● **RECORDS FOR THIS EXERCISE**
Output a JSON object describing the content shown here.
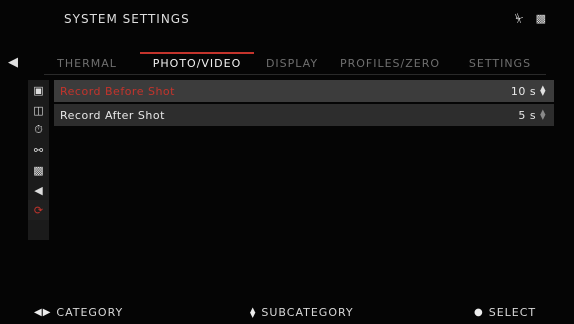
{
  "header": {
    "title": "SYSTEM SETTINGS",
    "status_icons": [
      "power-plug-icon",
      "sd-card-icon"
    ]
  },
  "tabs": [
    {
      "label": "THERMAL",
      "active": false
    },
    {
      "label": "PHOTO/VIDEO",
      "active": true
    },
    {
      "label": "DISPLAY",
      "active": false
    },
    {
      "label": "PROFILES/ZERO",
      "active": false
    },
    {
      "label": "SETTINGS",
      "active": false
    }
  ],
  "sidebar": {
    "items": [
      {
        "icon": "camera-icon"
      },
      {
        "icon": "gallery-icon"
      },
      {
        "icon": "timer-icon"
      },
      {
        "icon": "microphone-icon"
      },
      {
        "icon": "clapperboard-icon"
      },
      {
        "icon": "speaker-icon"
      },
      {
        "icon": "recoil-record-icon",
        "active": true
      }
    ]
  },
  "settings": [
    {
      "label": "Record Before Shot",
      "value": "10 s",
      "selected": true
    },
    {
      "label": "Record After Shot",
      "value": "5 s",
      "selected": false
    }
  ],
  "footer": {
    "category": "CATEGORY",
    "subcategory": "SUBCATEGORY",
    "select": "SELECT"
  },
  "colors": {
    "accent": "#c4342c",
    "row_bg": "#2d2d2d",
    "row_selected_bg": "#3c3c3c",
    "inactive_text": "#6f6f6f"
  }
}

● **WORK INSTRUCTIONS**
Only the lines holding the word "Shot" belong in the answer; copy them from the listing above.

● **OUTPUT OF THE EXERCISE**
      "label": "Record Before Shot",
      "label": "Record After Shot",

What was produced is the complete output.